▸ **Brief**
Find the word "JSON" in the listing. Copy out each line where it occurs.

==== Supplied records

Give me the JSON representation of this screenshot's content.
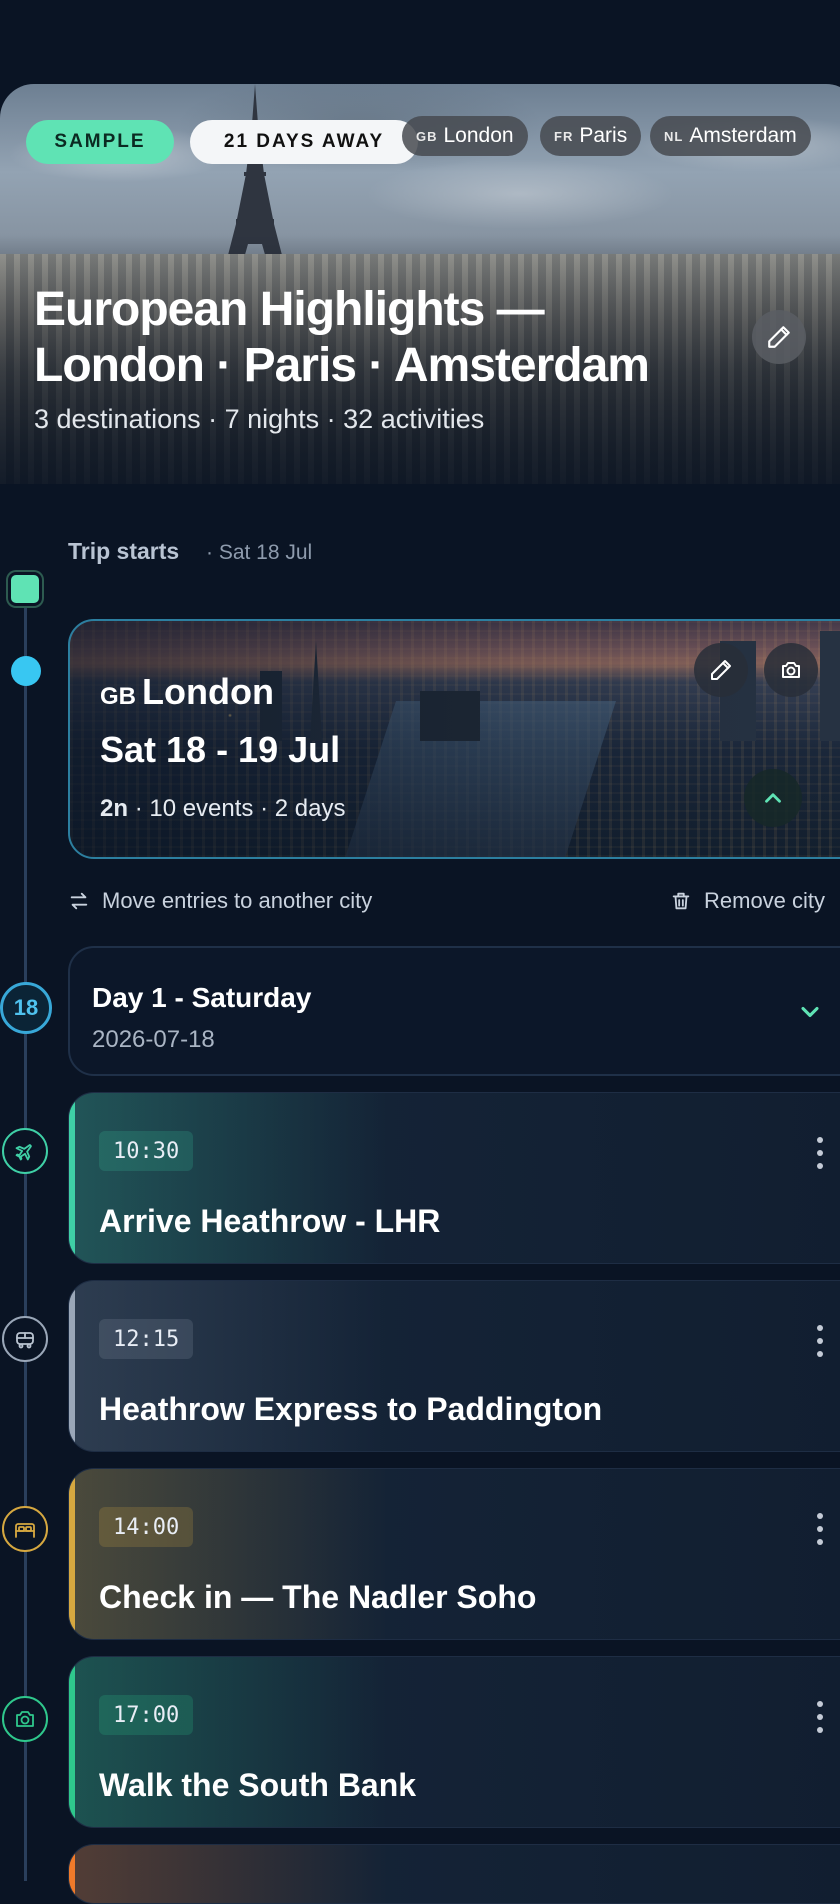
{
  "hero": {
    "sample_label": "SAMPLE",
    "days_away_label": "21 DAYS AWAY",
    "cities": [
      {
        "code": "GB",
        "name": "London"
      },
      {
        "code": "FR",
        "name": "Paris"
      },
      {
        "code": "NL",
        "name": "Amsterdam"
      }
    ],
    "title_line1": "European Highlights —",
    "title_line2": "London · Paris · Amsterdam",
    "subtitle": "3 destinations · 7 nights · 32 activities",
    "edit_icon": "pencil-icon"
  },
  "timeline": {
    "trip_starts_label": "Trip starts",
    "trip_starts_date": "· Sat 18 Jul"
  },
  "city_card": {
    "code": "GB",
    "name": "London",
    "dates": "Sat 18 - 19 Jul",
    "nights": "2n",
    "meta_rest": "· 10 events · 2 days",
    "icons": [
      "pencil-icon",
      "camera-icon",
      "chevron-up-icon"
    ],
    "border_color": "#2c7fa0"
  },
  "actions": {
    "move_label": "Move entries to another city",
    "remove_label": "Remove city"
  },
  "day": {
    "badge": "18",
    "title": "Day 1 - Saturday",
    "date": "2026-07-18"
  },
  "events": [
    {
      "time": "10:30",
      "name": "Arrive Heathrow - LHR",
      "icon": "plane-icon",
      "color": "#3fd0a6"
    },
    {
      "time": "12:15",
      "name": "Heathrow Express to Paddington",
      "icon": "train-icon",
      "color": "#9aa7b8"
    },
    {
      "time": "14:00",
      "name": "Check in — The Nadler Soho",
      "icon": "bed-icon",
      "color": "#d6a840"
    },
    {
      "time": "17:00",
      "name": "Walk the South Bank",
      "icon": "camera-icon",
      "color": "#2fc88c"
    }
  ],
  "colors": {
    "accent_green": "#5fe3b4",
    "accent_blue": "#38c7f2",
    "background": "#0a1424",
    "next_event_accent": "#f07a2a"
  }
}
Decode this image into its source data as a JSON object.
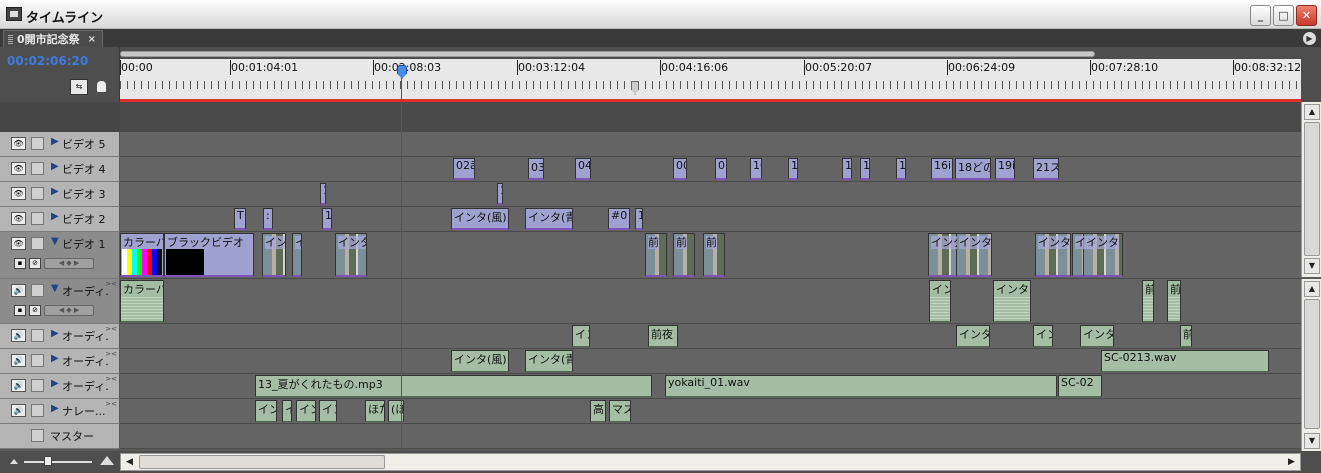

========

▸ **Solution to the exercise**
Give me the JSON representation of this screenshot's content.
Decode this image into its source data as a JSON object.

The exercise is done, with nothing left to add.